What you are asked to do: When you repeat the entries, reproduce each line exactly and omit every picture.

----------------------------------------

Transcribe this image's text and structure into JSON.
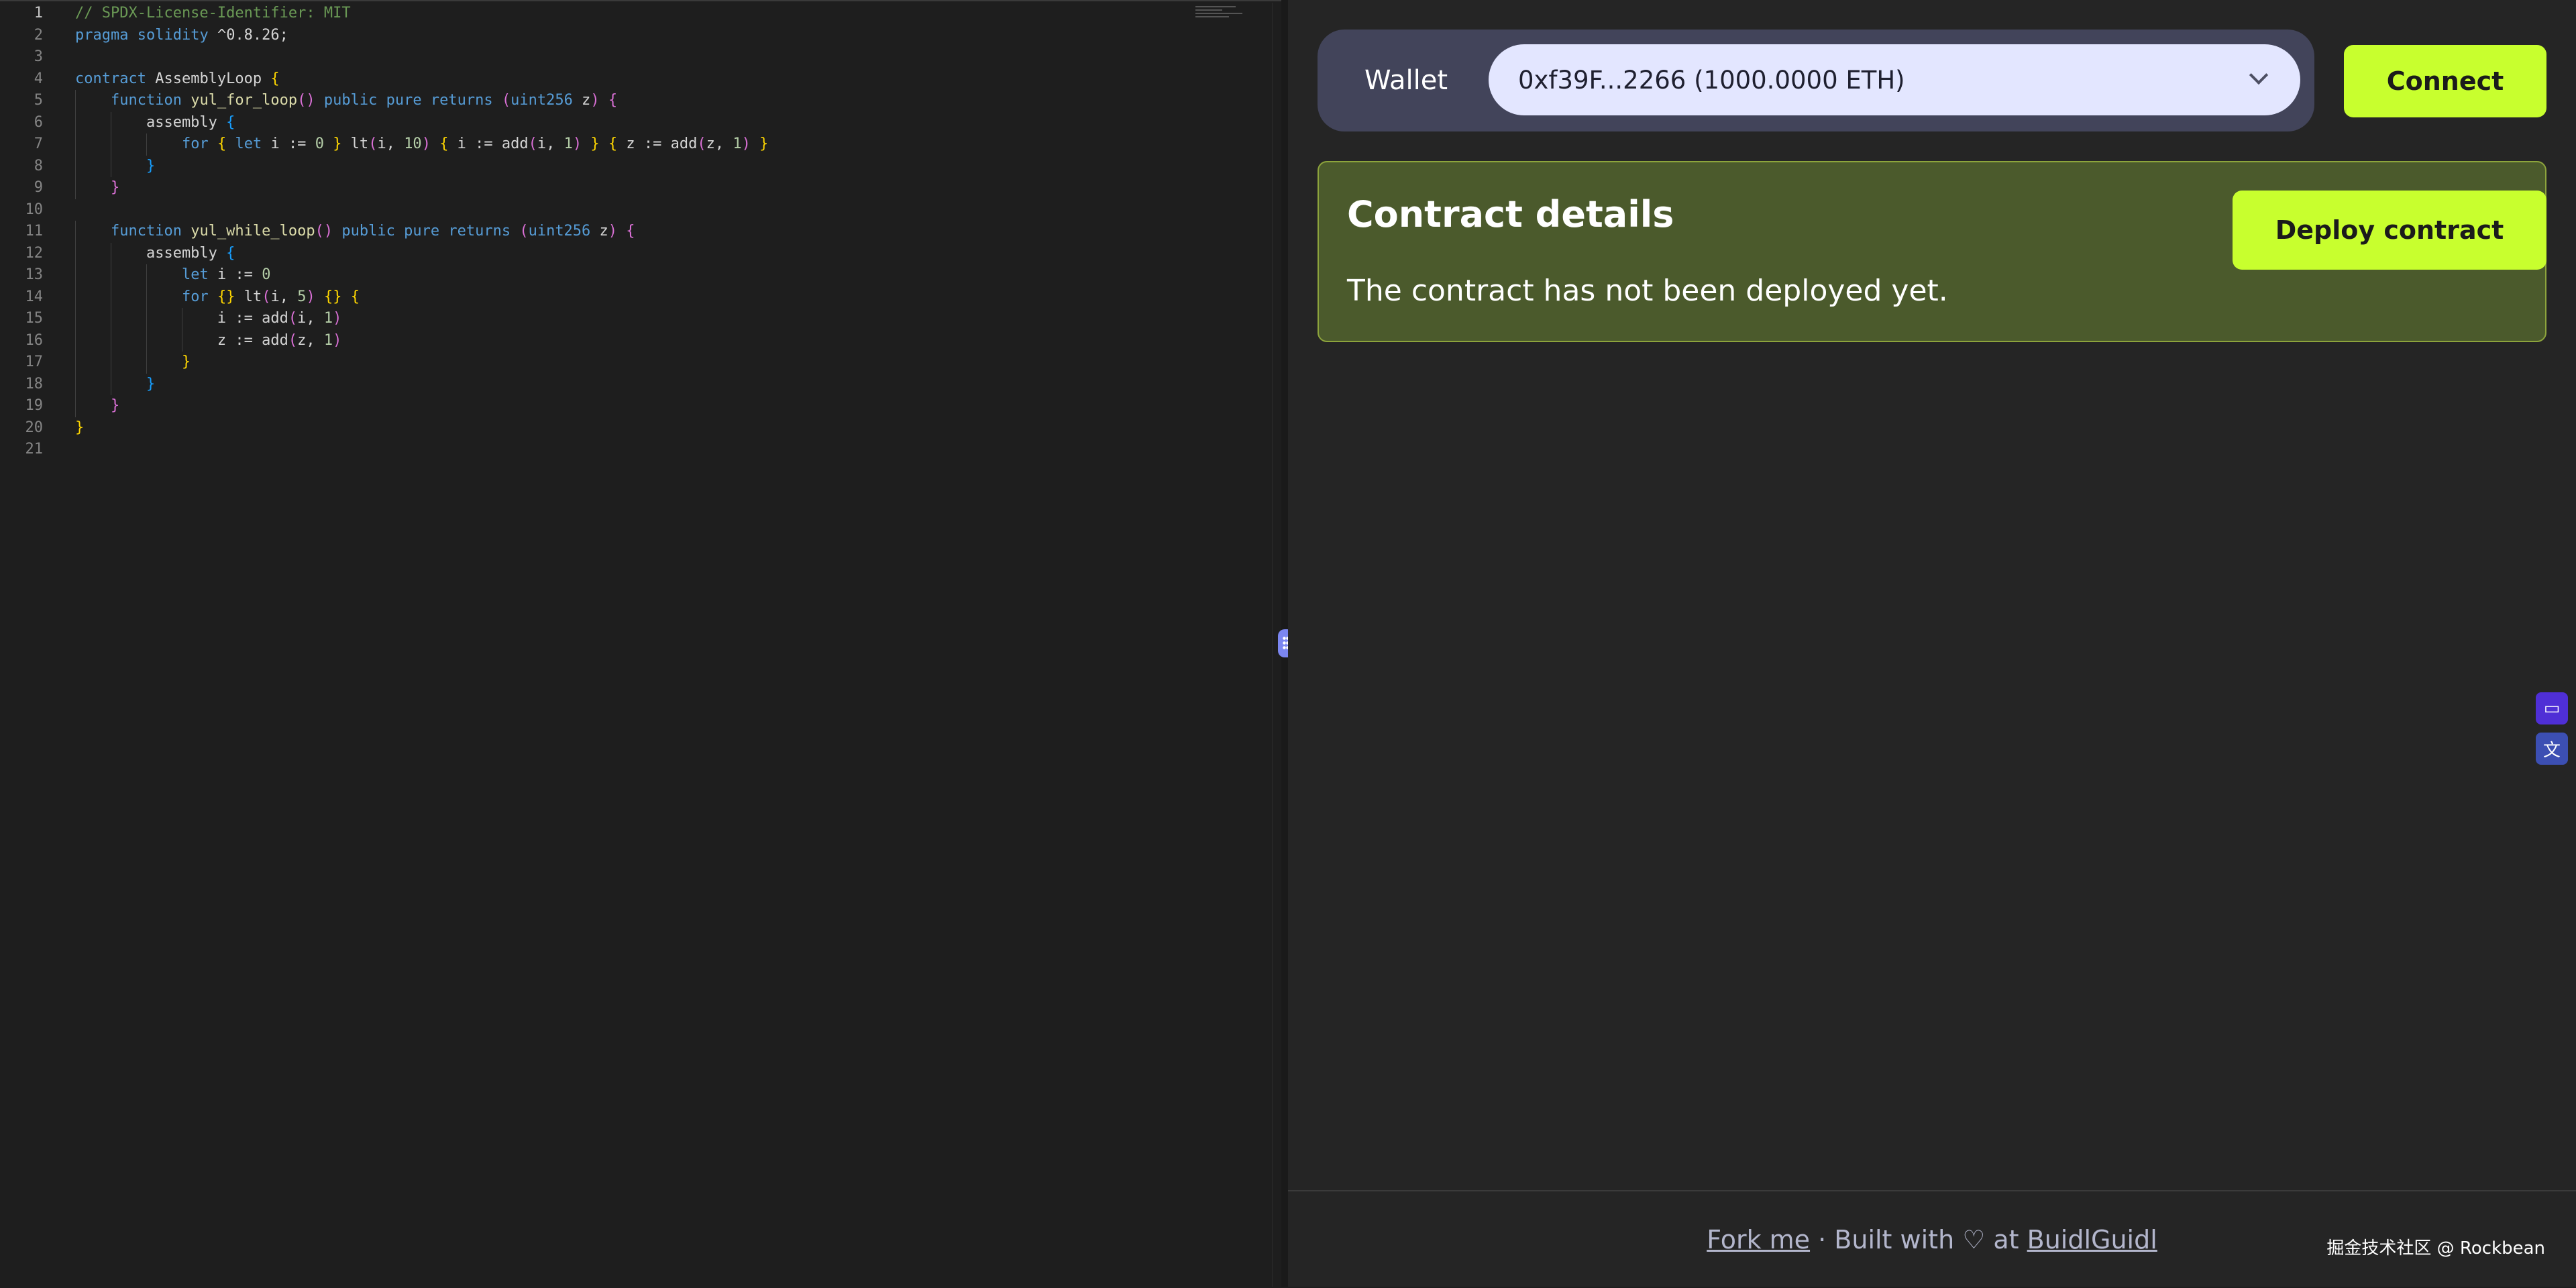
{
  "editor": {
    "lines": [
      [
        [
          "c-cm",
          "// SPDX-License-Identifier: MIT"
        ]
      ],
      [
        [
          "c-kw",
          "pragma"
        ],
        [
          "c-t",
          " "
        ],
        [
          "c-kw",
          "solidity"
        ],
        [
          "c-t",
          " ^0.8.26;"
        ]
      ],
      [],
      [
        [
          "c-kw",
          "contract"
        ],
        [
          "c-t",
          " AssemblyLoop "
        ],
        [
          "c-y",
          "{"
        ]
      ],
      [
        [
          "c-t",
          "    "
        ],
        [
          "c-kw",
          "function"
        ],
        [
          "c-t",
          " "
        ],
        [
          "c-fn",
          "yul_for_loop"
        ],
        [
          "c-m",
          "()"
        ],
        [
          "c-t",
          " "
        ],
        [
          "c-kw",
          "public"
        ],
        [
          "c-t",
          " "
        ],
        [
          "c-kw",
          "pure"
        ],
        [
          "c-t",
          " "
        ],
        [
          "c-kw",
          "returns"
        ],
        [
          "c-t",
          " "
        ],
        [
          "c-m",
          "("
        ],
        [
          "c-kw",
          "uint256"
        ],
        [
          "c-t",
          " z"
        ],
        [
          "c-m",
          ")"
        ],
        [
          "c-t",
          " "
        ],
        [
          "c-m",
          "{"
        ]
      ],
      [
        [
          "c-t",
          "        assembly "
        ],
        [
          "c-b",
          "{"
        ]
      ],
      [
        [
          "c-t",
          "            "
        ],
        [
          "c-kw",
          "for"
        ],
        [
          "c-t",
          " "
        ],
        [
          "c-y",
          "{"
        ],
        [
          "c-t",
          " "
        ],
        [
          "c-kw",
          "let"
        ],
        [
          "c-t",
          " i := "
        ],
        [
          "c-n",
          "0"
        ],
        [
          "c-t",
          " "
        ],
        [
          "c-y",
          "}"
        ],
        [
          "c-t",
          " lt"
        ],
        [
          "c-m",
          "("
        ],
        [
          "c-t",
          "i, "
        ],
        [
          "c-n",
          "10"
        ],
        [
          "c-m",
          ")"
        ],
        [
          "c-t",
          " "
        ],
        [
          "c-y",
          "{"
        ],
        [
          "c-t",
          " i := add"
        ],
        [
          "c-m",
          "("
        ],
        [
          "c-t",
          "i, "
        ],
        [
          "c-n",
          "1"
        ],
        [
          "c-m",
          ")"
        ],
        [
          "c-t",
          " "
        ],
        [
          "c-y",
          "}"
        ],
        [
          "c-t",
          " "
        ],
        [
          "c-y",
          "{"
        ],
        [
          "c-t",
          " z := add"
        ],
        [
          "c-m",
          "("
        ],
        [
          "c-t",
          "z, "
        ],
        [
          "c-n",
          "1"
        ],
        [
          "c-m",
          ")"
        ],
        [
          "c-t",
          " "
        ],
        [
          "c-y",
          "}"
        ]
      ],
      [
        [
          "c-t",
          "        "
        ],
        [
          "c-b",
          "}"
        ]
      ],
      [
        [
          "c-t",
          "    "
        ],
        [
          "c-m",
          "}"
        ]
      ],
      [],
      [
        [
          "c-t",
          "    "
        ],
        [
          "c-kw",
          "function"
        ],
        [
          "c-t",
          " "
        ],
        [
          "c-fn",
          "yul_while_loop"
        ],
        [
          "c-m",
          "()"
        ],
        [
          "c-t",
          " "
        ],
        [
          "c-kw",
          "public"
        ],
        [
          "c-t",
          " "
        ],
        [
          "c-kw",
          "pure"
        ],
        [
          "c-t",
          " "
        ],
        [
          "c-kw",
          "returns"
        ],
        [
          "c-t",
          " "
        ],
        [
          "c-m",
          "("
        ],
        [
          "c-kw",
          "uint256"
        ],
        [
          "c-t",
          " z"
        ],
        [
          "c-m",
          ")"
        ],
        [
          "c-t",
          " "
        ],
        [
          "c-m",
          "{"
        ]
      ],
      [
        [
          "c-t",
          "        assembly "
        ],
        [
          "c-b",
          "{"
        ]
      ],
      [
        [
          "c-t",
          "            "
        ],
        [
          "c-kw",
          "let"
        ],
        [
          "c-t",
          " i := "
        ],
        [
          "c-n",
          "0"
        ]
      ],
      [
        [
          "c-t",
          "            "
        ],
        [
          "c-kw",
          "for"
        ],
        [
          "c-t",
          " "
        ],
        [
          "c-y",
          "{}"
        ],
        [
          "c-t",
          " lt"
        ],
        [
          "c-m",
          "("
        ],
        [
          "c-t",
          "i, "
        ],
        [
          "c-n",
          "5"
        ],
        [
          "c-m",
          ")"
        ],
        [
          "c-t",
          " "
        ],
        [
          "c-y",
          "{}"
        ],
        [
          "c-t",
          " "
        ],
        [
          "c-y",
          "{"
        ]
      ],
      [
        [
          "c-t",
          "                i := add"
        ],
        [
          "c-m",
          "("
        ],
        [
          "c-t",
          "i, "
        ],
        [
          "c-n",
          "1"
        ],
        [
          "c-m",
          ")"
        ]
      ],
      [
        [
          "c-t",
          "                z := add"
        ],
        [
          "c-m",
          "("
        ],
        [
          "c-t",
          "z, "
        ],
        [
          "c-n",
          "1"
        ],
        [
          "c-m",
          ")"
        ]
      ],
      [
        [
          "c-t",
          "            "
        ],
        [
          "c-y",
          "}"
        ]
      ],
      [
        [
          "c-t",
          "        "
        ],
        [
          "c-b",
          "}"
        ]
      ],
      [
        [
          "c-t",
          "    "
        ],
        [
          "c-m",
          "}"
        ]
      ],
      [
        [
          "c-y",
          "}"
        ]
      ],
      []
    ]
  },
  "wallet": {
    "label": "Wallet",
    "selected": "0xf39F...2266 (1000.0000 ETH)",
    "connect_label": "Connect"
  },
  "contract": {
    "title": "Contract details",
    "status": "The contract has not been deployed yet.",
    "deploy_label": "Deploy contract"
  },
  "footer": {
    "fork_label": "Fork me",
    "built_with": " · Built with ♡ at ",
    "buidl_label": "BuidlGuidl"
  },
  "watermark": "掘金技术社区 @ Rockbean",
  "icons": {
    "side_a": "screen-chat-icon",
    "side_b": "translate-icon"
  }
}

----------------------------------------

Task output:
Transcribe this image's text and structure into JSON.
{
  "editor": {
    "lines": [
      [
        [
          "c-cm",
          "// SPDX-License-Identifier: MIT"
        ]
      ],
      [
        [
          "c-kw",
          "pragma"
        ],
        [
          "c-t",
          " "
        ],
        [
          "c-kw",
          "solidity"
        ],
        [
          "c-t",
          " ^0.8.26;"
        ]
      ],
      [],
      [
        [
          "c-kw",
          "contract"
        ],
        [
          "c-t",
          " AssemblyLoop "
        ],
        [
          "c-y",
          "{"
        ]
      ],
      [
        [
          "c-t",
          "    "
        ],
        [
          "c-kw",
          "function"
        ],
        [
          "c-t",
          " "
        ],
        [
          "c-fn",
          "yul_for_loop"
        ],
        [
          "c-m",
          "()"
        ],
        [
          "c-t",
          " "
        ],
        [
          "c-kw",
          "public"
        ],
        [
          "c-t",
          " "
        ],
        [
          "c-kw",
          "pure"
        ],
        [
          "c-t",
          " "
        ],
        [
          "c-kw",
          "returns"
        ],
        [
          "c-t",
          " "
        ],
        [
          "c-m",
          "("
        ],
        [
          "c-kw",
          "uint256"
        ],
        [
          "c-t",
          " z"
        ],
        [
          "c-m",
          ")"
        ],
        [
          "c-t",
          " "
        ],
        [
          "c-m",
          "{"
        ]
      ],
      [
        [
          "c-t",
          "        assembly "
        ],
        [
          "c-b",
          "{"
        ]
      ],
      [
        [
          "c-t",
          "            "
        ],
        [
          "c-kw",
          "for"
        ],
        [
          "c-t",
          " "
        ],
        [
          "c-y",
          "{"
        ],
        [
          "c-t",
          " "
        ],
        [
          "c-kw",
          "let"
        ],
        [
          "c-t",
          " i := "
        ],
        [
          "c-n",
          "0"
        ],
        [
          "c-t",
          " "
        ],
        [
          "c-y",
          "}"
        ],
        [
          "c-t",
          " lt"
        ],
        [
          "c-m",
          "("
        ],
        [
          "c-t",
          "i, "
        ],
        [
          "c-n",
          "10"
        ],
        [
          "c-m",
          ")"
        ],
        [
          "c-t",
          " "
        ],
        [
          "c-y",
          "{"
        ],
        [
          "c-t",
          " i := add"
        ],
        [
          "c-m",
          "("
        ],
        [
          "c-t",
          "i, "
        ],
        [
          "c-n",
          "1"
        ],
        [
          "c-m",
          ")"
        ],
        [
          "c-t",
          " "
        ],
        [
          "c-y",
          "}"
        ],
        [
          "c-t",
          " "
        ],
        [
          "c-y",
          "{"
        ],
        [
          "c-t",
          " z := add"
        ],
        [
          "c-m",
          "("
        ],
        [
          "c-t",
          "z, "
        ],
        [
          "c-n",
          "1"
        ],
        [
          "c-m",
          ")"
        ],
        [
          "c-t",
          " "
        ],
        [
          "c-y",
          "}"
        ]
      ],
      [
        [
          "c-t",
          "        "
        ],
        [
          "c-b",
          "}"
        ]
      ],
      [
        [
          "c-t",
          "    "
        ],
        [
          "c-m",
          "}"
        ]
      ],
      [],
      [
        [
          "c-t",
          "    "
        ],
        [
          "c-kw",
          "function"
        ],
        [
          "c-t",
          " "
        ],
        [
          "c-fn",
          "yul_while_loop"
        ],
        [
          "c-m",
          "()"
        ],
        [
          "c-t",
          " "
        ],
        [
          "c-kw",
          "public"
        ],
        [
          "c-t",
          " "
        ],
        [
          "c-kw",
          "pure"
        ],
        [
          "c-t",
          " "
        ],
        [
          "c-kw",
          "returns"
        ],
        [
          "c-t",
          " "
        ],
        [
          "c-m",
          "("
        ],
        [
          "c-kw",
          "uint256"
        ],
        [
          "c-t",
          " z"
        ],
        [
          "c-m",
          ")"
        ],
        [
          "c-t",
          " "
        ],
        [
          "c-m",
          "{"
        ]
      ],
      [
        [
          "c-t",
          "        assembly "
        ],
        [
          "c-b",
          "{"
        ]
      ],
      [
        [
          "c-t",
          "            "
        ],
        [
          "c-kw",
          "let"
        ],
        [
          "c-t",
          " i := "
        ],
        [
          "c-n",
          "0"
        ]
      ],
      [
        [
          "c-t",
          "            "
        ],
        [
          "c-kw",
          "for"
        ],
        [
          "c-t",
          " "
        ],
        [
          "c-y",
          "{}"
        ],
        [
          "c-t",
          " lt"
        ],
        [
          "c-m",
          "("
        ],
        [
          "c-t",
          "i, "
        ],
        [
          "c-n",
          "5"
        ],
        [
          "c-m",
          ")"
        ],
        [
          "c-t",
          " "
        ],
        [
          "c-y",
          "{}"
        ],
        [
          "c-t",
          " "
        ],
        [
          "c-y",
          "{"
        ]
      ],
      [
        [
          "c-t",
          "                i := add"
        ],
        [
          "c-m",
          "("
        ],
        [
          "c-t",
          "i, "
        ],
        [
          "c-n",
          "1"
        ],
        [
          "c-m",
          ")"
        ]
      ],
      [
        [
          "c-t",
          "                z := add"
        ],
        [
          "c-m",
          "("
        ],
        [
          "c-t",
          "z, "
        ],
        [
          "c-n",
          "1"
        ],
        [
          "c-m",
          ")"
        ]
      ],
      [
        [
          "c-t",
          "            "
        ],
        [
          "c-y",
          "}"
        ]
      ],
      [
        [
          "c-t",
          "        "
        ],
        [
          "c-b",
          "}"
        ]
      ],
      [
        [
          "c-t",
          "    "
        ],
        [
          "c-m",
          "}"
        ]
      ],
      [
        [
          "c-y",
          "}"
        ]
      ],
      []
    ]
  },
  "wallet": {
    "label": "Wallet",
    "selected": "0xf39F...2266 (1000.0000 ETH)",
    "connect_label": "Connect"
  },
  "contract": {
    "title": "Contract details",
    "status": "The contract has not been deployed yet.",
    "deploy_label": "Deploy contract"
  },
  "footer": {
    "fork_label": "Fork me",
    "built_with": " · Built with ♡ at ",
    "buidl_label": "BuidlGuidl"
  },
  "watermark": "掘金技术社区 @ Rockbean",
  "icons": {
    "side_a": "screen-chat-icon",
    "side_b": "translate-icon"
  }
}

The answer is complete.